Russia’s stance on its neighbor, as well as the austerity plan, “serve as a catalyst for further social dissatisfaction in the near future,” Nomura Holdings Inc. analysts Dmitri Petrov and Peter Attard Montalto wrote in a research note.
Putin’s tactics in Ukraine, particularly the annexation of Crime, have sparked the worst standoff with the U.S. and its allies in more than 20 years. President Barack Obama said yesterday that Russia’s energy and finance industries are possible targets if it moves deeper into Ukraine.
Under the IMF deal, Ukraine will narrow the budget gap to 2.5 percent of gross domestic product by 2016 and raise retail energy tariffs toward their full cost. The central bank plans to shift to a flexible exchange rate and inflation targeting.
“This package of laws is very unpopular, very difficult, very tough -- reforms that should have been done in the past 20 years,” said Yatsenyuk, who last month called his task as premier a “kamikaze” mission because of an empty treasury and foreign-currency reserves that have been “robbed.”
In a sign of opposition to some of the IMF’s demands, lawmakers yesterday rejected a tax-overhaul bill before eventually passing it in a second vote.
That reluctance echoes Ukraine’s history of derailing rescue packages. The IMF froze loans to the nation of more than 40 million on two occasions since 2008 after governments balked at measures they’d agreed to carry out, such as cutting utilities subsidies to ease the pressure on the budget.
The government in Kiev reached a staff-level agreement with the Washington-based lender for a two-year loan of $14 billion to $18 billion. The cabinet must complete “prior actions” to receive the first installment as early as April.

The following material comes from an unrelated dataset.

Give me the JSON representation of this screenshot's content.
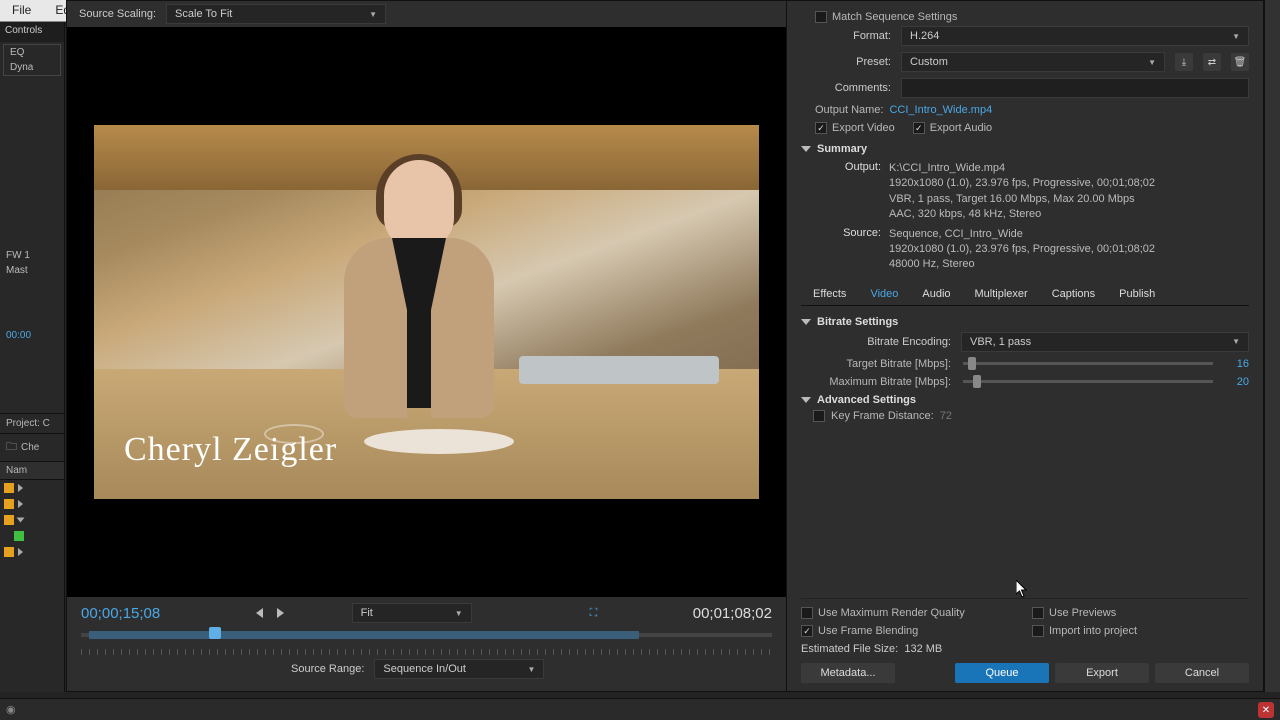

The accord will clear the way for a planned 1.6 billion euros ($2.2 billion) in emergency aid from the European Union, European Commission President Jose Barroso said March 5.

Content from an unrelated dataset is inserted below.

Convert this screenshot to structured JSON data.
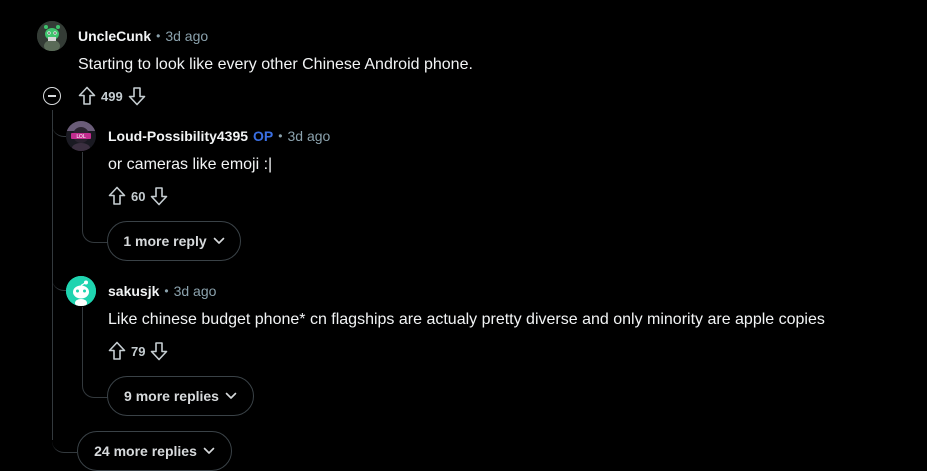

The EU has also pledged project loans and grants that could reach 11 billion euros over seven years. The European Bank for Reconstruction and Development said today that it would increase investments in Ukraine to 1 billion euros a year and would resume lending for state-run projects.
The U.S. has also pledged to provide Ukraine with $1 billion in loan guarantees and $150 million in direct assistance.
While investors in Ukraine are pleased that the IMF pact doesn’t impose losses on bondholders, their enthusiasm may give way as May 25 presidential elections approach, according to Arko Sen, a London-based analyst at Bank of America Corp.
“There was substantial market concern about an imminent restructuring, which is why we’re seeing the ongoing relief rally in Ukraine assets,” he said yesterday by e-mail. “That can run a bit further in the near term, before giving way to the risks of program execution and upcoming elections against the backdrop of rising domestic tariffs and a weak economy.”
To contact the editors responsible for this story: Balazs Penz at email@example.com James M. Gomez